Members of the opposition party, Peoples Democratic Party (PDP) have shown stiff opposition to the adoption report of the Conference Committee on the establishment of Nigerian Peace Corps.
Leadership recalls that, both chambers of the National Assembly had last year, passed the Bill for the establishment of the Corps and mandated a conference committee to harmonize it.
While the House of Representatives adopted its own report in January, 2017, the red chamber has continued to stand down further legislative actions, owing to some high power undercurrent.
It, however, become glaring on Tuesday, when the Vice Chairman, Senate Committee on Interior, Bayero Nafada moved a motion that the report of the conference committee be considered, the Deputy Senate President, Ike Ekweremadu raised a strong objection to it.
According to Ekweremadu, a matter on Peace Corps is currently at the Court of law where the leadership of the Corps is being tried in a 90-count charge.
He said it would amount to legalising illegality if the Corps was allowed to be established.
Senators James Manager (Delta), Emmanuel Bwacha (Taraba) and Godswill Akpabio (Akwa Ibom), all stood against the consideration.
The move was, however, resisted by APC Senators who also took turn to push for the establishment of the Corps.
Senators Binta Masi (Adamawa), Ahmed Lawan (Yobe) and others who spoke in favour of the Corps, pointed to the fact that, it was the Police who have been fighting the Peace Corps, adding that, same drama took place when the Federal Road Safety Corps and Civil Defense were to be established.
They also canvassed for the unemployed youths who have been angling for the Corps to be established.
In his ruling, the President of the Senate, Bukola Saraki, said the Bill will not be killed.
He said the fact that, some people are in court doesn’t mean the Senate would not do its job.
“We also need to relate with our brothers at the green chamber who have adopted this report earlier,” Saraki added.

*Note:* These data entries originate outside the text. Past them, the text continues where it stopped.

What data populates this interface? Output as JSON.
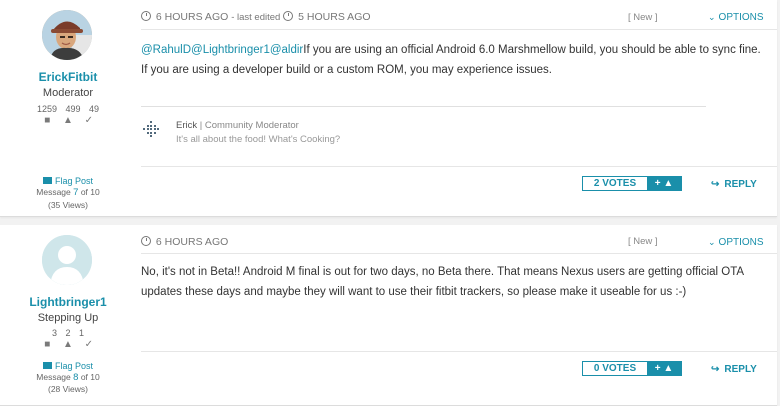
{
  "posts": [
    {
      "author": {
        "username": "ErickFitbit",
        "rank": "Moderator",
        "stats": [
          "1259",
          "499",
          "49"
        ]
      },
      "time": "6 HOURS AGO",
      "edited_prefix": "- last edited",
      "edited_time": "5 HOURS AGO",
      "status": "[ New ]",
      "options_label": "OPTIONS",
      "body": {
        "mentions": [
          "@RahulD",
          "@Lightbringer1",
          "@aldir"
        ],
        "text": "If you are using an official Android 6.0 Marshmellow build, you should be able to sync fine. If you are using a developer build or a custom ROM, you may experience issues."
      },
      "signature": {
        "name": "Erick",
        "role": "| Community Moderator",
        "text": "It's all about the food! What's Cooking?"
      },
      "flag_label": "Flag Post",
      "message_prefix": "Message",
      "message_number": "7",
      "message_suffix": "of 10",
      "views": "(35 Views)",
      "votes_label": "2 VOTES",
      "vote_button": "+",
      "reply_label": "REPLY"
    },
    {
      "author": {
        "username": "Lightbringer1",
        "rank": "Stepping Up",
        "stats": [
          "3",
          "2",
          "1"
        ]
      },
      "time": "6 HOURS AGO",
      "status": "[ New ]",
      "options_label": "OPTIONS",
      "body": {
        "text": "No, it's not in Beta!! Android M final is out for two days, no Beta there. That means Nexus users are getting official OTA updates these days and maybe they will want to use their fitbit trackers, so please make it useable for us :-)"
      },
      "flag_label": "Flag Post",
      "message_prefix": "Message",
      "message_number": "8",
      "message_suffix": "of 10",
      "views": "(28 Views)",
      "votes_label": "0 VOTES",
      "vote_button": "+",
      "reply_label": "REPLY"
    }
  ],
  "colors": {
    "accent": "#1a8faa",
    "text": "#333333",
    "muted": "#777777"
  },
  "icons": [
    "clock-icon",
    "chevron-down-icon",
    "comment-icon",
    "thumbs-up-icon",
    "check-icon",
    "flag-icon",
    "reply-arrow-icon",
    "fitbit-logo"
  ]
}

The Senate, therefore, referred the Bill to the Committee on Judiciary, to consult and appropriately advise the Senate on the next legislative action.

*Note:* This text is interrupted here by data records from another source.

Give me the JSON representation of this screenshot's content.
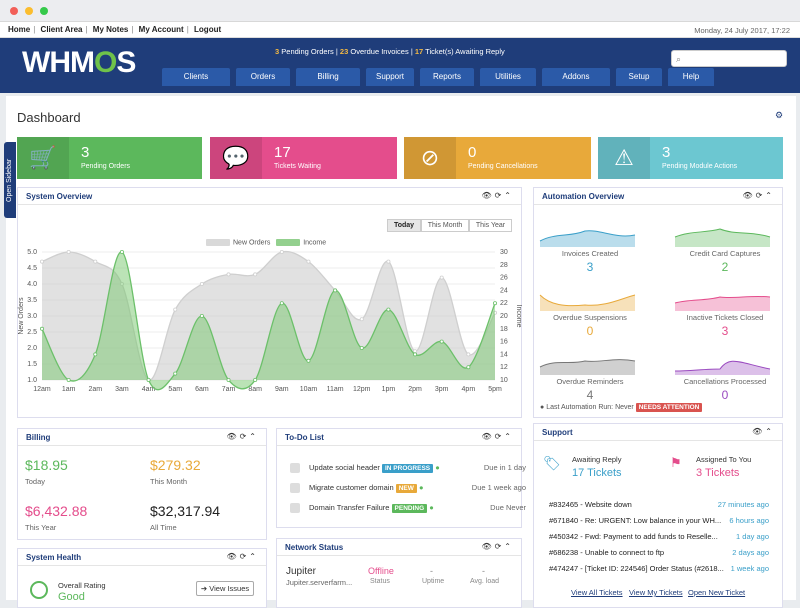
{
  "topbar": {
    "links": [
      "Home",
      "Client Area",
      "My Notes",
      "My Account",
      "Logout"
    ],
    "date": "Monday, 24 July 2017, 17:22"
  },
  "header": {
    "logo_prefix": "WHM",
    "logo_o": "O",
    "logo_suffix": "S",
    "alerts": {
      "pending_orders_n": "3",
      "pending_orders_l": "Pending Orders",
      "overdue_n": "23",
      "overdue_l": "Overdue Invoices",
      "tickets_n": "17",
      "tickets_l": "Ticket(s) Awaiting Reply"
    },
    "search_placeholder": ""
  },
  "nav": [
    "Clients",
    "Orders",
    "Billing",
    "Support",
    "Reports",
    "Utilities",
    "Addons",
    "Setup",
    "Help"
  ],
  "sidebar_tab": "Open Sidebar",
  "page_title": "Dashboard",
  "tiles": [
    {
      "num": "3",
      "label": "Pending Orders",
      "color": "#5cb85c",
      "icon": "cart-icon"
    },
    {
      "num": "17",
      "label": "Tickets Waiting",
      "color": "#e44d8c",
      "icon": "chat-icon"
    },
    {
      "num": "0",
      "label": "Pending Cancellations",
      "color": "#e8a93a",
      "icon": "ban-icon"
    },
    {
      "num": "3",
      "label": "Pending Module Actions",
      "color": "#6cc7d1",
      "icon": "warning-icon"
    }
  ],
  "system_overview": {
    "title": "System Overview",
    "tabs": [
      "Today",
      "This Month",
      "This Year"
    ],
    "legend": [
      "New Orders",
      "Income"
    ]
  },
  "chart_data": {
    "type": "area",
    "x": [
      "12am",
      "1am",
      "2am",
      "3am",
      "4am",
      "5am",
      "6am",
      "7am",
      "8am",
      "9am",
      "10am",
      "11am",
      "12pm",
      "1pm",
      "2pm",
      "3pm",
      "4pm",
      "5pm"
    ],
    "ylabel": "New Orders",
    "y2label": "Income",
    "ylim": [
      1.0,
      5.0
    ],
    "y2lim": [
      10,
      30
    ],
    "yticks": [
      "1.0",
      "1.5",
      "2.0",
      "2.5",
      "3.0",
      "3.5",
      "4.0",
      "4.5",
      "5.0"
    ],
    "y2ticks": [
      "10",
      "12",
      "14",
      "16",
      "18",
      "20",
      "22",
      "24",
      "26",
      "28",
      "30"
    ],
    "series": [
      {
        "name": "New Orders",
        "axis": "left",
        "color": "#cfcfcf",
        "values": [
          4.7,
          5.0,
          4.7,
          4.0,
          1.0,
          3.2,
          4.0,
          4.3,
          4.3,
          5.0,
          4.7,
          3.8,
          2.9,
          4.7,
          1.9,
          4.2,
          1.8,
          3.1
        ]
      },
      {
        "name": "Income",
        "axis": "right",
        "color": "#6cc06a",
        "values": [
          18,
          10,
          14,
          30,
          10,
          11,
          20,
          10,
          10,
          22,
          13,
          24,
          15,
          21,
          14,
          16,
          12,
          22
        ]
      }
    ]
  },
  "automation": {
    "title": "Automation Overview",
    "cells": [
      {
        "label": "Invoices Created",
        "value": "3",
        "color": "#3a9fc9"
      },
      {
        "label": "Credit Card Captures",
        "value": "2",
        "color": "#5cb85c"
      },
      {
        "label": "Overdue Suspensions",
        "value": "0",
        "color": "#e8a93a"
      },
      {
        "label": "Inactive Tickets Closed",
        "value": "3",
        "color": "#e44d8c"
      },
      {
        "label": "Overdue Reminders",
        "value": "4",
        "color": "#777777"
      },
      {
        "label": "Cancellations Processed",
        "value": "0",
        "color": "#9a4ac0"
      }
    ],
    "last_run": "Last Automation Run: Never",
    "needs_attention": "NEEDS ATTENTION"
  },
  "billing": {
    "title": "Billing",
    "today": "$18.95",
    "today_l": "Today",
    "month": "$279.32",
    "month_l": "This Month",
    "year": "$6,432.88",
    "year_l": "This Year",
    "all": "$32,317.94",
    "all_l": "All Time"
  },
  "todo": {
    "title": "To-Do List",
    "items": [
      {
        "text": "Update social header",
        "badge": "IN PROGRESS",
        "badge_color": "#3a9fc9",
        "due": "Due in 1 day"
      },
      {
        "text": "Migrate customer domain",
        "badge": "NEW",
        "badge_color": "#e8a93a",
        "due": "Due 1 week ago"
      },
      {
        "text": "Domain Transfer Failure",
        "badge": "PENDING",
        "badge_color": "#5cb85c",
        "due": "Due Never"
      }
    ]
  },
  "support": {
    "title": "Support",
    "awaiting_l": "Awaiting Reply",
    "awaiting_v": "17 Tickets",
    "assigned_l": "Assigned To You",
    "assigned_v": "3 Tickets",
    "tickets": [
      {
        "text": "#832465 - Website down",
        "age": "27 minutes ago"
      },
      {
        "text": "#671840 - Re: URGENT: Low balance in your WH...",
        "age": "6 hours ago"
      },
      {
        "text": "#450342 - Fwd: Payment to add funds to Reselle...",
        "age": "1 day ago"
      },
      {
        "text": "#686238 - Unable to connect to ftp",
        "age": "2 days ago"
      },
      {
        "text": "#474247 - [Ticket ID: 224546] Order Status (#2618...",
        "age": "1 week ago"
      }
    ],
    "links": [
      "View All Tickets",
      "View My Tickets",
      "Open New Ticket"
    ]
  },
  "system_health": {
    "title": "System Health",
    "rating_l": "Overall Rating",
    "rating_v": "Good",
    "view_issues": "View Issues"
  },
  "network": {
    "title": "Network Status",
    "server": "Jupiter",
    "host": "Jupiter.serverfarm...",
    "status": "Offline",
    "cols": [
      "Status",
      "Uptime",
      "Avg. load"
    ],
    "uptime": "-",
    "load": "-"
  }
}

The committee is to report back to the Senate within 2 weeks.